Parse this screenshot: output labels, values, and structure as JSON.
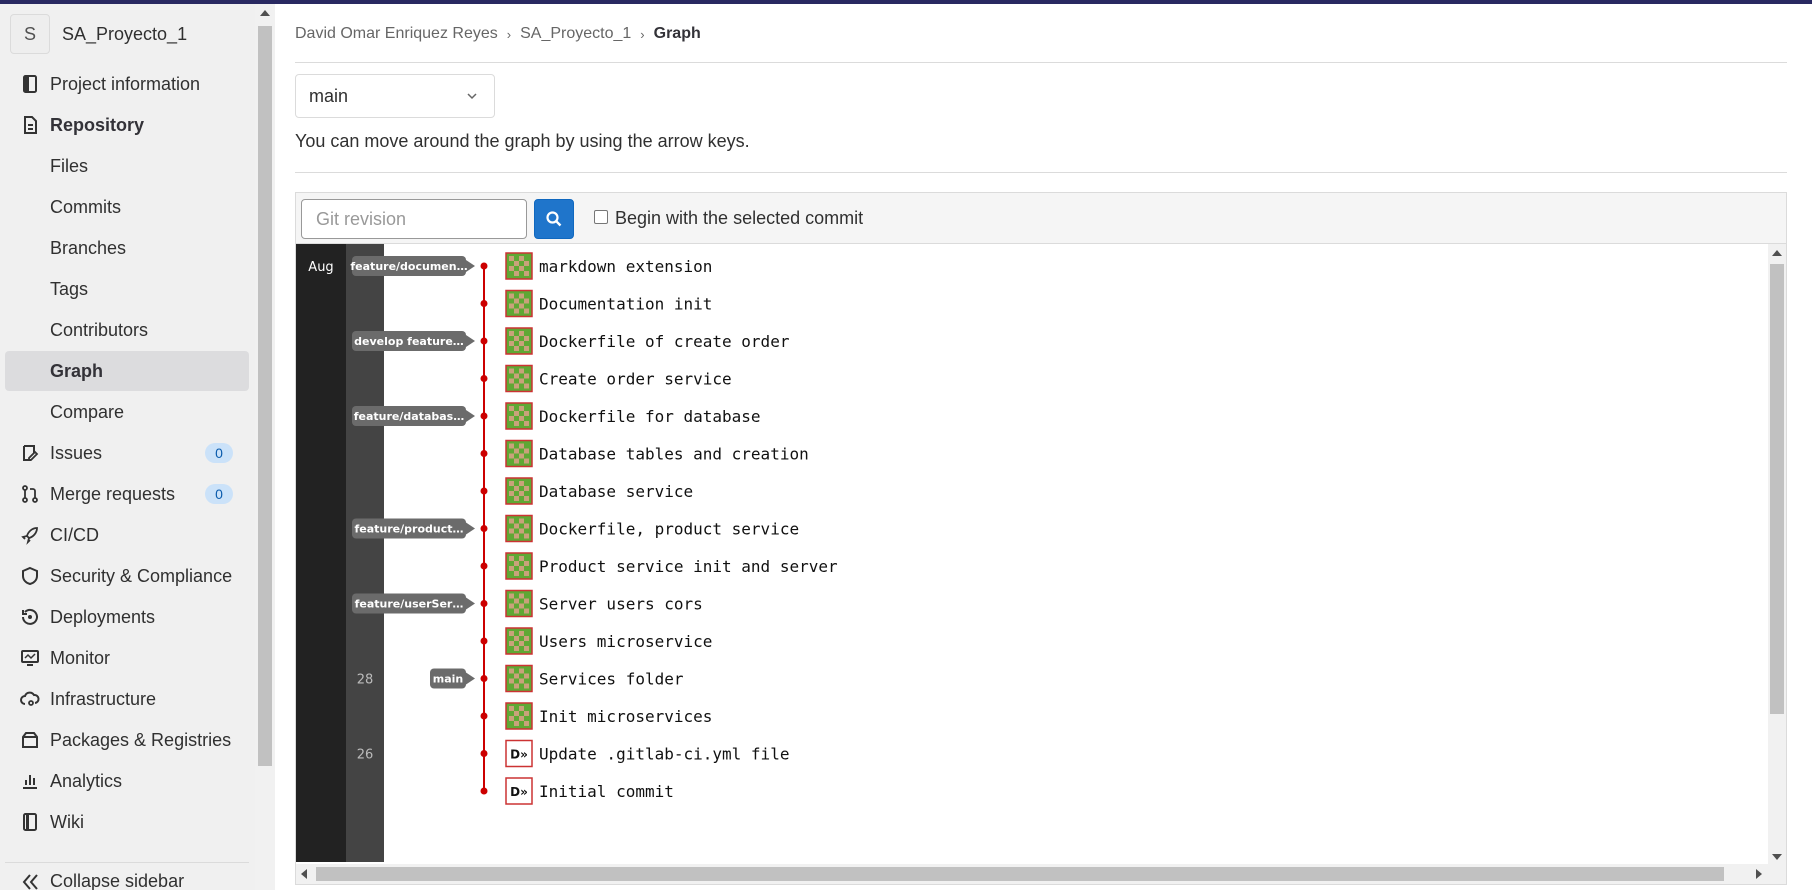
{
  "sidebar": {
    "project_initial": "S",
    "project_name": "SA_Proyecto_1",
    "items": [
      {
        "label": "Project information",
        "icon": "project-icon"
      },
      {
        "label": "Repository",
        "icon": "document-icon"
      },
      {
        "label": "Files"
      },
      {
        "label": "Commits"
      },
      {
        "label": "Branches"
      },
      {
        "label": "Tags"
      },
      {
        "label": "Contributors"
      },
      {
        "label": "Graph"
      },
      {
        "label": "Compare"
      },
      {
        "label": "Issues",
        "icon": "issues-icon",
        "badge": "0"
      },
      {
        "label": "Merge requests",
        "icon": "merge-request-icon",
        "badge": "0"
      },
      {
        "label": "CI/CD",
        "icon": "rocket-icon"
      },
      {
        "label": "Security & Compliance",
        "icon": "shield-icon"
      },
      {
        "label": "Deployments",
        "icon": "deployments-icon"
      },
      {
        "label": "Monitor",
        "icon": "monitor-icon"
      },
      {
        "label": "Infrastructure",
        "icon": "cloud-gear-icon"
      },
      {
        "label": "Packages & Registries",
        "icon": "package-icon"
      },
      {
        "label": "Analytics",
        "icon": "chart-icon"
      },
      {
        "label": "Wiki",
        "icon": "book-icon"
      }
    ],
    "collapse_label": "Collapse sidebar"
  },
  "breadcrumb": {
    "owner": "David Omar Enriquez Reyes",
    "project": "SA_Proyecto_1",
    "current": "Graph"
  },
  "branch_selector": {
    "value": "main"
  },
  "hint": "You can move around the graph by using the arrow keys.",
  "search": {
    "placeholder": "Git revision",
    "checkbox_label": "Begin with the selected commit"
  },
  "graph": {
    "month": "Aug",
    "line_color": "#cc0000",
    "commits": [
      {
        "message": "markdown extension",
        "ref": "feature/documen…",
        "day": "",
        "avatar": "green"
      },
      {
        "message": "Documentation init",
        "ref": "",
        "day": "",
        "avatar": "green"
      },
      {
        "message": "Dockerfile of create order",
        "ref": "develop feature…",
        "day": "",
        "avatar": "green"
      },
      {
        "message": "Create order service",
        "ref": "",
        "day": "",
        "avatar": "green"
      },
      {
        "message": "Dockerfile for database",
        "ref": "feature/databas…",
        "day": "",
        "avatar": "green"
      },
      {
        "message": "Database tables and creation",
        "ref": "",
        "day": "",
        "avatar": "green"
      },
      {
        "message": "Database service",
        "ref": "",
        "day": "",
        "avatar": "green"
      },
      {
        "message": "Dockerfile, product service",
        "ref": "feature/product…",
        "day": "",
        "avatar": "green"
      },
      {
        "message": "Product service init and server",
        "ref": "",
        "day": "",
        "avatar": "green"
      },
      {
        "message": "Server users cors",
        "ref": "feature/userSer…",
        "day": "",
        "avatar": "green"
      },
      {
        "message": "Users microservice",
        "ref": "",
        "day": "",
        "avatar": "green"
      },
      {
        "message": "Services folder",
        "ref": "main",
        "day": "28",
        "avatar": "green"
      },
      {
        "message": "Init microservices",
        "ref": "",
        "day": "",
        "avatar": "green"
      },
      {
        "message": "Update .gitlab-ci.yml file",
        "ref": "",
        "day": "26",
        "avatar": "logo"
      },
      {
        "message": "Initial commit",
        "ref": "",
        "day": "",
        "avatar": "logo"
      }
    ]
  }
}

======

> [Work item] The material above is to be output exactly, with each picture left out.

> [Written solution]
Parse this screenshot: output labels, values, and structure as JSON.
{
  "sidebar": {
    "project_initial": "S",
    "project_name": "SA_Proyecto_1",
    "items": [
      {
        "label": "Project information",
        "icon": "project-icon"
      },
      {
        "label": "Repository",
        "icon": "document-icon"
      },
      {
        "label": "Files"
      },
      {
        "label": "Commits"
      },
      {
        "label": "Branches"
      },
      {
        "label": "Tags"
      },
      {
        "label": "Contributors"
      },
      {
        "label": "Graph"
      },
      {
        "label": "Compare"
      },
      {
        "label": "Issues",
        "icon": "issues-icon",
        "badge": "0"
      },
      {
        "label": "Merge requests",
        "icon": "merge-request-icon",
        "badge": "0"
      },
      {
        "label": "CI/CD",
        "icon": "rocket-icon"
      },
      {
        "label": "Security & Compliance",
        "icon": "shield-icon"
      },
      {
        "label": "Deployments",
        "icon": "deployments-icon"
      },
      {
        "label": "Monitor",
        "icon": "monitor-icon"
      },
      {
        "label": "Infrastructure",
        "icon": "cloud-gear-icon"
      },
      {
        "label": "Packages & Registries",
        "icon": "package-icon"
      },
      {
        "label": "Analytics",
        "icon": "chart-icon"
      },
      {
        "label": "Wiki",
        "icon": "book-icon"
      }
    ],
    "collapse_label": "Collapse sidebar"
  },
  "breadcrumb": {
    "owner": "David Omar Enriquez Reyes",
    "project": "SA_Proyecto_1",
    "current": "Graph"
  },
  "branch_selector": {
    "value": "main"
  },
  "hint": "You can move around the graph by using the arrow keys.",
  "search": {
    "placeholder": "Git revision",
    "checkbox_label": "Begin with the selected commit"
  },
  "graph": {
    "month": "Aug",
    "line_color": "#cc0000",
    "commits": [
      {
        "message": "markdown extension",
        "ref": "feature/documen…",
        "day": "",
        "avatar": "green"
      },
      {
        "message": "Documentation init",
        "ref": "",
        "day": "",
        "avatar": "green"
      },
      {
        "message": "Dockerfile of create order",
        "ref": "develop feature…",
        "day": "",
        "avatar": "green"
      },
      {
        "message": "Create order service",
        "ref": "",
        "day": "",
        "avatar": "green"
      },
      {
        "message": "Dockerfile for database",
        "ref": "feature/databas…",
        "day": "",
        "avatar": "green"
      },
      {
        "message": "Database tables and creation",
        "ref": "",
        "day": "",
        "avatar": "green"
      },
      {
        "message": "Database service",
        "ref": "",
        "day": "",
        "avatar": "green"
      },
      {
        "message": "Dockerfile, product service",
        "ref": "feature/product…",
        "day": "",
        "avatar": "green"
      },
      {
        "message": "Product service init and server",
        "ref": "",
        "day": "",
        "avatar": "green"
      },
      {
        "message": "Server users cors",
        "ref": "feature/userSer…",
        "day": "",
        "avatar": "green"
      },
      {
        "message": "Users microservice",
        "ref": "",
        "day": "",
        "avatar": "green"
      },
      {
        "message": "Services folder",
        "ref": "main",
        "day": "28",
        "avatar": "green"
      },
      {
        "message": "Init microservices",
        "ref": "",
        "day": "",
        "avatar": "green"
      },
      {
        "message": "Update .gitlab-ci.yml file",
        "ref": "",
        "day": "26",
        "avatar": "logo"
      },
      {
        "message": "Initial commit",
        "ref": "",
        "day": "",
        "avatar": "logo"
      }
    ]
  }
}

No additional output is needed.